In recent health economics texts, the situation was described as no longer being conducive to supplier induced demand given the degree to which patients were becoming more informed and the degree to which insurance companies were using information systems to track what was being billed and to attempt to control utilization.

While the story I'll share today is old, I stumbled on it in a blog, then found a link to a story from closer to the original event, and even a press release from the US Attorney's office.  Other than the fact that I don't tend to be teaching in June, I'm not sure how I had missed this for more than two years as an excellent example of modern day supplier induced demand.  A cardiologist doing stents that were proven, beyond a reasonable doubt (as per the US legal system), to be unnecessary.

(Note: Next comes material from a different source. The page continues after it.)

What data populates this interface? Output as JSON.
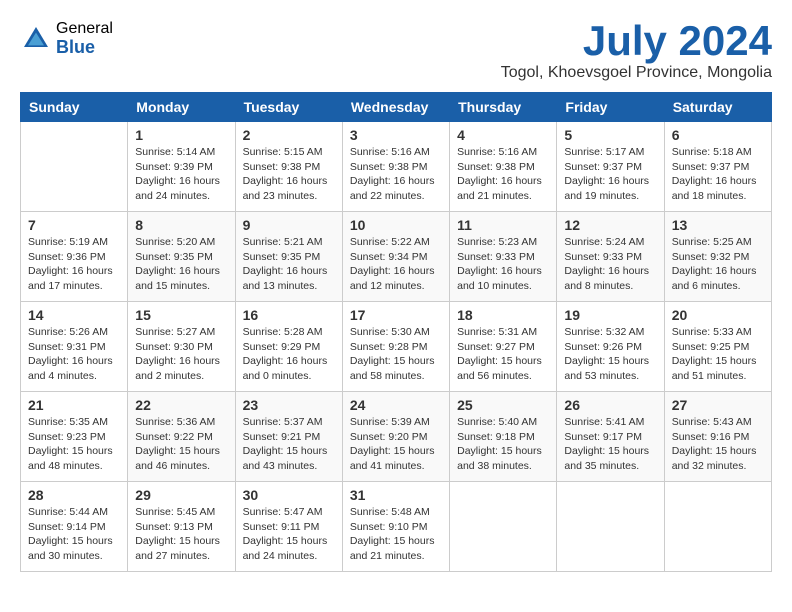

This is interesting because it leads us to wonder what the market conditions were that allowed something like this to happen.  This is not a matter of simply performing a small extra test.  This was not prescribing unnecessary but otherwise not harmful antibiotics.  This was an example of taking advantage of the relationship that the physician had acting as an agent on the patient's behalf.  It is amazing that a procedure that can do so much good for patients who do need it was used in a way that was either (as the judge indicated) purely for greed or purely for ego.  Regardless, it shows some of the negative results that can occur in a market without regulation where one side has much more information than the other and a strong incentive to use it.  Also, it is important to recognize that this one example does not mean that this is occurring everywhere in the market, but it does make me wonder just how much of this is going on that, for whatever reason, continues to go undetected "under the radar screen".

Tuesday, January 24, 2012

Facts of Life and Rational Decision Making

A Washington Post blog entry caught my attention yesterday. The entry was titled, "Do teens know the facts of life?"  The fact that we would even have to address this question in the year 2012 is somewhat concerning.  A variety of beliefs exists about whether education about these matters is appropriate in the home, in the school, or in some type of faith-based education setting.  Regardless, the key is that there are many risks for teens that include pregnancy and all its consequences and sexually transmitted infections.  So, even if a parent or adult member of the community hopes the teens in whom they have an interest will remain abstinent until marriage, the teens still need information about the "facts of life" to make decisions about avoiding those risks.

In economics, we assume that people make rational decisions with complete information.  Or at least information that will give them the capacity to make a well reasoned decision.  While it could be debated whether anything related to teens in sexual relations is rational, the key is that we can't even expect teens to have an opportunity to make rational decisions if they don't have information (other than perhaps abstinence because they have been taught that is the right thing to do, though many teens are not known for doing the right thing in all cases).  The Washington Post blog is not written from an economic perspective but does point out that the most rational teens (among those who chose to have sex) may have been the ones who claimed not to use contraception because they would not have minded getting pregnant.  While we may go on to question whether the teens understood everything about pregnancy and raising a child, at least within the context of the decision about contraception, the choice seems rational.

I could certainly see where at least some may question whether we should try to use economics to think about teens and the facts of life.  However, while I realize that at the moment at which a teen would have to make a decision about contraception rationality may not be present, teens do make choices about whether to even put themselves in situations that may lead to such a moment.  If it is an appropriate societal role and use of societal resources to provide more information about the facts of life (and I realize even that is debatable), then we should think about how the information can be used best to improve the rationality of decision making for teens and which decisions are most likely to be affected by rationality.